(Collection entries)
-*-*-

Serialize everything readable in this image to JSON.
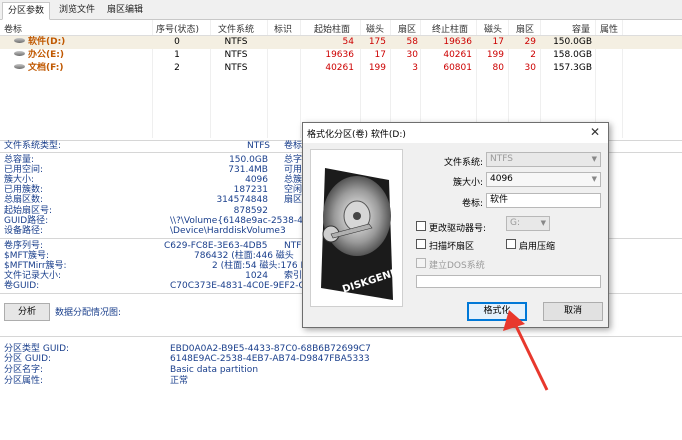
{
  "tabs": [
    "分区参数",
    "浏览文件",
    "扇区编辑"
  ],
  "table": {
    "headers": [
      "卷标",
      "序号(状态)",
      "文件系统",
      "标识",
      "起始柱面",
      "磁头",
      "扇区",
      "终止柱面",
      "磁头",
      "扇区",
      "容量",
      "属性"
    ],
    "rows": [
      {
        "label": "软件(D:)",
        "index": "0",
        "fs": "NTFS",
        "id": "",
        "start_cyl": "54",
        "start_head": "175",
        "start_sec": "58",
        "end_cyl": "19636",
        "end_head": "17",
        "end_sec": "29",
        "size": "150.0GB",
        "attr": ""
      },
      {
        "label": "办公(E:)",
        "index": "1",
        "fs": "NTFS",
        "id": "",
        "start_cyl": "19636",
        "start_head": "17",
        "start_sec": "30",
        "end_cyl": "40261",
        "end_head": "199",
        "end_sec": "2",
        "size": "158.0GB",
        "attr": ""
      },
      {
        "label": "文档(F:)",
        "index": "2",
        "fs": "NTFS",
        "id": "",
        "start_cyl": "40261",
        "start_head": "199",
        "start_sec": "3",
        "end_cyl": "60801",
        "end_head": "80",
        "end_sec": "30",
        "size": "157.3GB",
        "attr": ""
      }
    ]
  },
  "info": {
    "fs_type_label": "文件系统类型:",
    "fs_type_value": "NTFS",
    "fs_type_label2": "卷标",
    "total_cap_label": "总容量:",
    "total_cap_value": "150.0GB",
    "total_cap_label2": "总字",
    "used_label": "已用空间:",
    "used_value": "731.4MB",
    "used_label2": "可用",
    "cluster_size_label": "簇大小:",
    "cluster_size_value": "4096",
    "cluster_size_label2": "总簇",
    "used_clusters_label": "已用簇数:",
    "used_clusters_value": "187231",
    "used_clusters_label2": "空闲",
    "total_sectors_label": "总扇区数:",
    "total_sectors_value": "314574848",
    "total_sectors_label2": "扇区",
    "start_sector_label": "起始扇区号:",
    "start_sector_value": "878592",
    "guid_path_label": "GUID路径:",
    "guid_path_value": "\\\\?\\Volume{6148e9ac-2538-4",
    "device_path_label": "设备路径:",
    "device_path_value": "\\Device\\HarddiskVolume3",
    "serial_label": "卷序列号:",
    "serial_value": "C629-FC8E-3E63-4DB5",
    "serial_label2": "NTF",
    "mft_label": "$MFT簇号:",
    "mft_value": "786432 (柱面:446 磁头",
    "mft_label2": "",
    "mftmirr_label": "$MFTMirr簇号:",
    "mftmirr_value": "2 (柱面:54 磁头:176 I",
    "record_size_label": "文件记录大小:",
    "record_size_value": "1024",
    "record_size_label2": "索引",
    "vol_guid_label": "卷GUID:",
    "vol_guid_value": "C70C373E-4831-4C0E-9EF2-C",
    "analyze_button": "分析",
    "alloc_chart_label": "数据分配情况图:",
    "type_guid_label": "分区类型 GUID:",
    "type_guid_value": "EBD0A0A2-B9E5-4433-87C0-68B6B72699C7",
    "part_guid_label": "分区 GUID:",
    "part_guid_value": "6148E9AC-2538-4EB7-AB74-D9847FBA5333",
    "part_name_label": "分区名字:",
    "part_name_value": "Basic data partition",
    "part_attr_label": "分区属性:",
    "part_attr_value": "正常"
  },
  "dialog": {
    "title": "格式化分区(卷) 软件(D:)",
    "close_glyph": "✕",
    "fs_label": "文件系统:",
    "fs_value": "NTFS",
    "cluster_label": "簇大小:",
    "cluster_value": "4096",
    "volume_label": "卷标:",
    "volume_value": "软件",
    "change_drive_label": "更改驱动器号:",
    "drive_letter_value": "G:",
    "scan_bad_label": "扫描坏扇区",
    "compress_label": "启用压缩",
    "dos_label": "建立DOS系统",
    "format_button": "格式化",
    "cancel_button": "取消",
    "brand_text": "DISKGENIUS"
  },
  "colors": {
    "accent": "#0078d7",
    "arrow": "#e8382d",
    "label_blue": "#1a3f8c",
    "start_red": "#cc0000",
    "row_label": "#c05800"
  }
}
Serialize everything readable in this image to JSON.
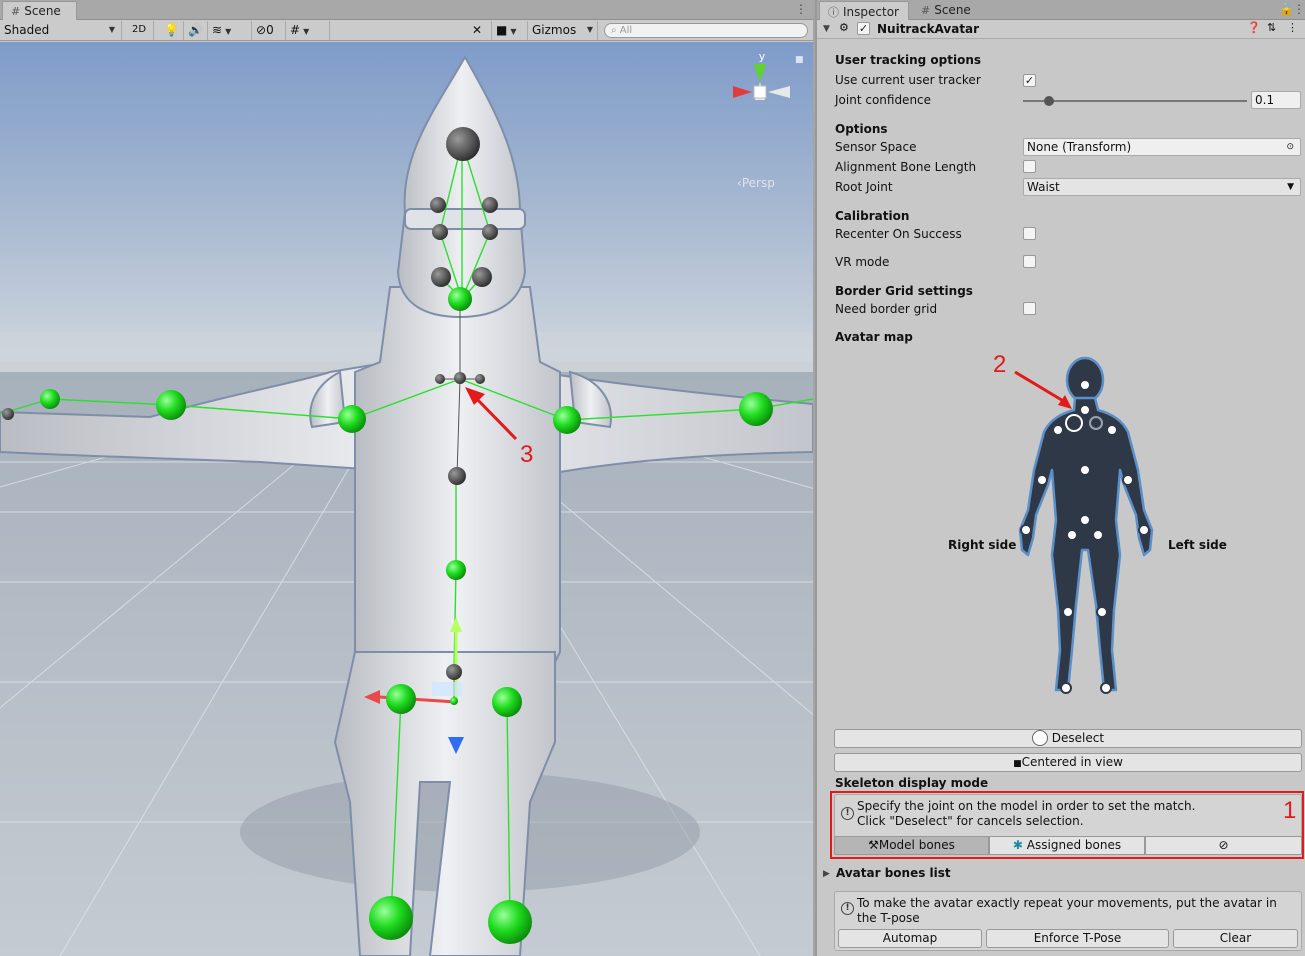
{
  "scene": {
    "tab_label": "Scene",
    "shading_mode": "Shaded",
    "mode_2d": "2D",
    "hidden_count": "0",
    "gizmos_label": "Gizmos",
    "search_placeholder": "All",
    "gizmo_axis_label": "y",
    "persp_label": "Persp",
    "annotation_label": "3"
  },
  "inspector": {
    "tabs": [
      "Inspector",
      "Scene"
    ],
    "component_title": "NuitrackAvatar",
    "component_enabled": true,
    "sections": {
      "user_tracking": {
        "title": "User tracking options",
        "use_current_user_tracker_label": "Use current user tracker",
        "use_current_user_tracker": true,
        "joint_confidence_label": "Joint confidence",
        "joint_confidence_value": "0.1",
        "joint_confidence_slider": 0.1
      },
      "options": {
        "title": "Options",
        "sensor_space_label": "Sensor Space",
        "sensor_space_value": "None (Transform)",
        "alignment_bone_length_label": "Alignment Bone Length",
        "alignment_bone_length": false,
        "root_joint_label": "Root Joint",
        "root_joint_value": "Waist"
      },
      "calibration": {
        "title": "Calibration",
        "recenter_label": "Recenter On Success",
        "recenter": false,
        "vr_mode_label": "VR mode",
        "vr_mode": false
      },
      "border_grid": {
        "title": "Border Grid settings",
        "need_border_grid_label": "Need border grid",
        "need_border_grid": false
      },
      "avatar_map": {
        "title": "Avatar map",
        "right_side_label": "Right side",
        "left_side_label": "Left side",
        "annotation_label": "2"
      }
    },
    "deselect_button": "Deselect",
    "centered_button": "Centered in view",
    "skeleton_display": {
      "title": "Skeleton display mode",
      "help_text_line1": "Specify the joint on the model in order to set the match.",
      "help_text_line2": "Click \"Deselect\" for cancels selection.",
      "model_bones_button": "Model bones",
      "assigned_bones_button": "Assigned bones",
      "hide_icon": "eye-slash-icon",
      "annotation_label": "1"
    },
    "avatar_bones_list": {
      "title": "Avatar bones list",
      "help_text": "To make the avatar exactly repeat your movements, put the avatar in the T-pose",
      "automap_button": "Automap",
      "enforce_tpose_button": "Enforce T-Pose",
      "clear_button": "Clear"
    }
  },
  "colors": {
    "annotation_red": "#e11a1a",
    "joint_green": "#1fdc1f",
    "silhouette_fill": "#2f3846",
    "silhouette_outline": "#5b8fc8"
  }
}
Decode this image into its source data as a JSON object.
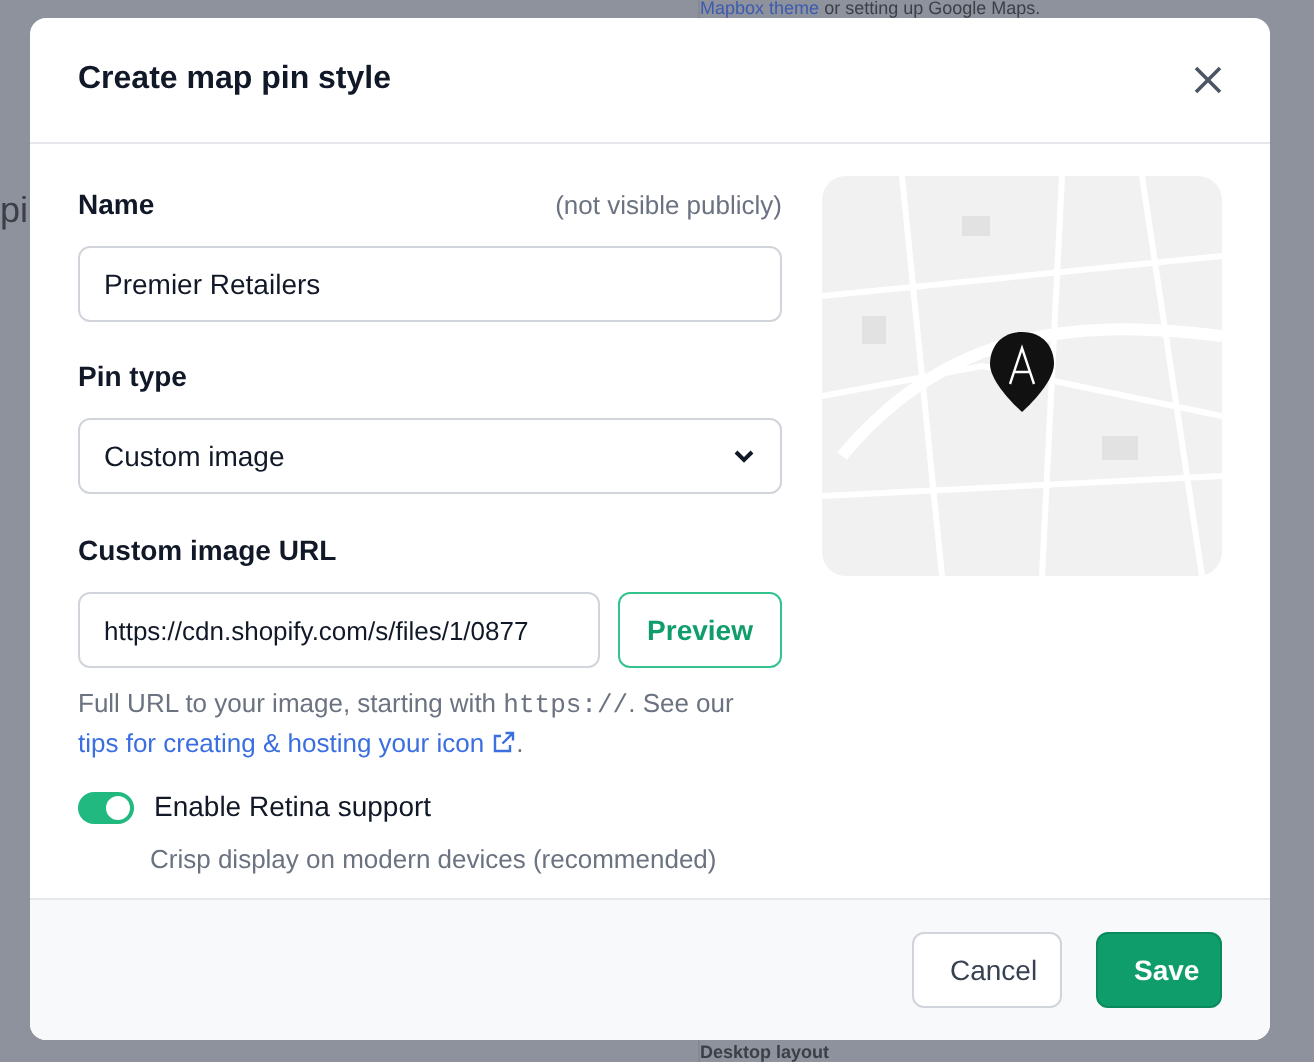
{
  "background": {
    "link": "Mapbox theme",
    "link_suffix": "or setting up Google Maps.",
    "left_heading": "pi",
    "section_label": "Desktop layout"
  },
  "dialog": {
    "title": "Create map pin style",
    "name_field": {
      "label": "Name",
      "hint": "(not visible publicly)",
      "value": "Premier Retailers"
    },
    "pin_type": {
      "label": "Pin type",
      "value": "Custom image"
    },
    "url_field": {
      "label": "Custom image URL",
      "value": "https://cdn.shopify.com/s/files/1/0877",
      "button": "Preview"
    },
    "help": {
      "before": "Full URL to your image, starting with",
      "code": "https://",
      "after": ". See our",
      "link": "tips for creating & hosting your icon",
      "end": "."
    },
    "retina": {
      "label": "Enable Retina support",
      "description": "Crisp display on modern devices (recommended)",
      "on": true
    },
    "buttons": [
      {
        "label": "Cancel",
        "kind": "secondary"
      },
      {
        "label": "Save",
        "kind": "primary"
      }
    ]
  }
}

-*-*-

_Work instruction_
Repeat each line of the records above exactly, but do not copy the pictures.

_Written response_
Serialize everything readable in this image to JSON.
{
  "tabs": [
    "分区参数",
    "浏览文件",
    "扇区编辑"
  ],
  "table": {
    "headers": [
      "卷标",
      "序号(状态)",
      "文件系统",
      "标识",
      "起始柱面",
      "磁头",
      "扇区",
      "终止柱面",
      "磁头",
      "扇区",
      "容量",
      "属性"
    ],
    "rows": [
      {
        "label": "软件(D:)",
        "index": "0",
        "fs": "NTFS",
        "id": "",
        "start_cyl": "54",
        "start_head": "175",
        "start_sec": "58",
        "end_cyl": "19636",
        "end_head": "17",
        "end_sec": "29",
        "size": "150.0GB",
        "attr": ""
      },
      {
        "label": "办公(E:)",
        "index": "1",
        "fs": "NTFS",
        "id": "",
        "start_cyl": "19636",
        "start_head": "17",
        "start_sec": "30",
        "end_cyl": "40261",
        "end_head": "199",
        "end_sec": "2",
        "size": "158.0GB",
        "attr": ""
      },
      {
        "label": "文档(F:)",
        "index": "2",
        "fs": "NTFS",
        "id": "",
        "start_cyl": "40261",
        "start_head": "199",
        "start_sec": "3",
        "end_cyl": "60801",
        "end_head": "80",
        "end_sec": "30",
        "size": "157.3GB",
        "attr": ""
      }
    ]
  },
  "info": {
    "fs_type_label": "文件系统类型:",
    "fs_type_value": "NTFS",
    "fs_type_label2": "卷标",
    "total_cap_label": "总容量:",
    "total_cap_value": "150.0GB",
    "total_cap_label2": "总字",
    "used_label": "已用空间:",
    "used_value": "731.4MB",
    "used_label2": "可用",
    "cluster_size_label": "簇大小:",
    "cluster_size_value": "4096",
    "cluster_size_label2": "总簇",
    "used_clusters_label": "已用簇数:",
    "used_clusters_value": "187231",
    "used_clusters_label2": "空闲",
    "total_sectors_label": "总扇区数:",
    "total_sectors_value": "314574848",
    "total_sectors_label2": "扇区",
    "start_sector_label": "起始扇区号:",
    "start_sector_value": "878592",
    "guid_path_label": "GUID路径:",
    "guid_path_value": "\\\\?\\Volume{6148e9ac-2538-4",
    "device_path_label": "设备路径:",
    "device_path_value": "\\Device\\HarddiskVolume3",
    "serial_label": "卷序列号:",
    "serial_value": "C629-FC8E-3E63-4DB5",
    "serial_label2": "NTF",
    "mft_label": "$MFT簇号:",
    "mft_value": "786432 (柱面:446 磁头",
    "mft_label2": "",
    "mftmirr_label": "$MFTMirr簇号:",
    "mftmirr_value": "2 (柱面:54 磁头:176 I",
    "record_size_label": "文件记录大小:",
    "record_size_value": "1024",
    "record_size_label2": "索引",
    "vol_guid_label": "卷GUID:",
    "vol_guid_value": "C70C373E-4831-4C0E-9EF2-C",
    "analyze_button": "分析",
    "alloc_chart_label": "数据分配情况图:",
    "type_guid_label": "分区类型 GUID:",
    "type_guid_value": "EBD0A0A2-B9E5-4433-87C0-68B6B72699C7",
    "part_guid_label": "分区 GUID:",
    "part_guid_value": "6148E9AC-2538-4EB7-AB74-D9847FBA5333",
    "part_name_label": "分区名字:",
    "part_name_value": "Basic data partition",
    "part_attr_label": "分区属性:",
    "part_attr_value": "正常"
  },
  "dialog": {
    "title": "格式化分区(卷) 软件(D:)",
    "close_glyph": "✕",
    "fs_label": "文件系统:",
    "fs_value": "NTFS",
    "cluster_label": "簇大小:",
    "cluster_value": "4096",
    "volume_label": "卷标:",
    "volume_value": "软件",
    "change_drive_label": "更改驱动器号:",
    "drive_letter_value": "G:",
    "scan_bad_label": "扫描坏扇区",
    "compress_label": "启用压缩",
    "dos_label": "建立DOS系统",
    "format_button": "格式化",
    "cancel_button": "取消",
    "brand_text": "DISKGENIUS"
  },
  "colors": {
    "accent": "#0078d7",
    "arrow": "#e8382d",
    "label_blue": "#1a3f8c",
    "start_red": "#cc0000",
    "row_label": "#c05800"
  }
}
Serialize everything readable in this image to JSON.
{
  "scene": {
    "tab_label": "Scene",
    "shading_mode": "Shaded",
    "mode_2d": "2D",
    "hidden_count": "0",
    "gizmos_label": "Gizmos",
    "search_placeholder": "All",
    "gizmo_axis_label": "y",
    "persp_label": "Persp",
    "annotation_label": "3"
  },
  "inspector": {
    "tabs": [
      "Inspector",
      "Scene"
    ],
    "component_title": "NuitrackAvatar",
    "component_enabled": true,
    "sections": {
      "user_tracking": {
        "title": "User tracking options",
        "use_current_user_tracker_label": "Use current user tracker",
        "use_current_user_tracker": true,
        "joint_confidence_label": "Joint confidence",
        "joint_confidence_value": "0.1",
        "joint_confidence_slider": 0.1
      },
      "options": {
        "title": "Options",
        "sensor_space_label": "Sensor Space",
        "sensor_space_value": "None (Transform)",
        "alignment_bone_length_label": "Alignment Bone Length",
        "alignment_bone_length": false,
        "root_joint_label": "Root Joint",
        "root_joint_value": "Waist"
      },
      "calibration": {
        "title": "Calibration",
        "recenter_label": "Recenter On Success",
        "recenter": false,
        "vr_mode_label": "VR mode",
        "vr_mode": false
      },
      "border_grid": {
        "title": "Border Grid settings",
        "need_border_grid_label": "Need border grid",
        "need_border_grid": false
      },
      "avatar_map": {
        "title": "Avatar map",
        "right_side_label": "Right side",
        "left_side_label": "Left side",
        "annotation_label": "2"
      }
    },
    "deselect_button": "Deselect",
    "centered_button": "Centered in view",
    "skeleton_display": {
      "title": "Skeleton display mode",
      "help_text_line1": "Specify the joint on the model in order to set the match.",
      "help_text_line2": "Click \"Deselect\" for cancels selection.",
      "model_bones_button": "Model bones",
      "assigned_bones_button": "Assigned bones",
      "hide_icon": "eye-slash-icon",
      "annotation_label": "1"
    },
    "avatar_bones_list": {
      "title": "Avatar bones list",
      "help_text": "To make the avatar exactly repeat your movements, put the avatar in the T-pose",
      "automap_button": "Automap",
      "enforce_tpose_button": "Enforce T-Pose",
      "clear_button": "Clear"
    }
  },
  "colors": {
    "annotation_red": "#e11a1a",
    "joint_green": "#1fdc1f",
    "silhouette_fill": "#2f3846",
    "silhouette_outline": "#5b8fc8"
  }
}
Decode this image into its source data as a JSON object.
{
  "background": {
    "link": "Mapbox theme",
    "link_suffix": "or setting up Google Maps.",
    "left_heading": "pi",
    "section_label": "Desktop layout"
  },
  "dialog": {
    "title": "Create map pin style",
    "name_field": {
      "label": "Name",
      "hint": "(not visible publicly)",
      "value": "Premier Retailers"
    },
    "pin_type": {
      "label": "Pin type",
      "value": "Custom image"
    },
    "url_field": {
      "label": "Custom image URL",
      "value": "https://cdn.shopify.com/s/files/1/0877",
      "button": "Preview"
    },
    "help": {
      "before": "Full URL to your image, starting with",
      "code": "https://",
      "after": ". See our",
      "link": "tips for creating & hosting your icon",
      "end": "."
    },
    "retina": {
      "label": "Enable Retina support",
      "description": "Crisp display on modern devices (recommended)",
      "on": true
    },
    "buttons": [
      {
        "label": "Cancel",
        "kind": "secondary"
      },
      {
        "label": "Save",
        "kind": "primary"
      }
    ]
  }
}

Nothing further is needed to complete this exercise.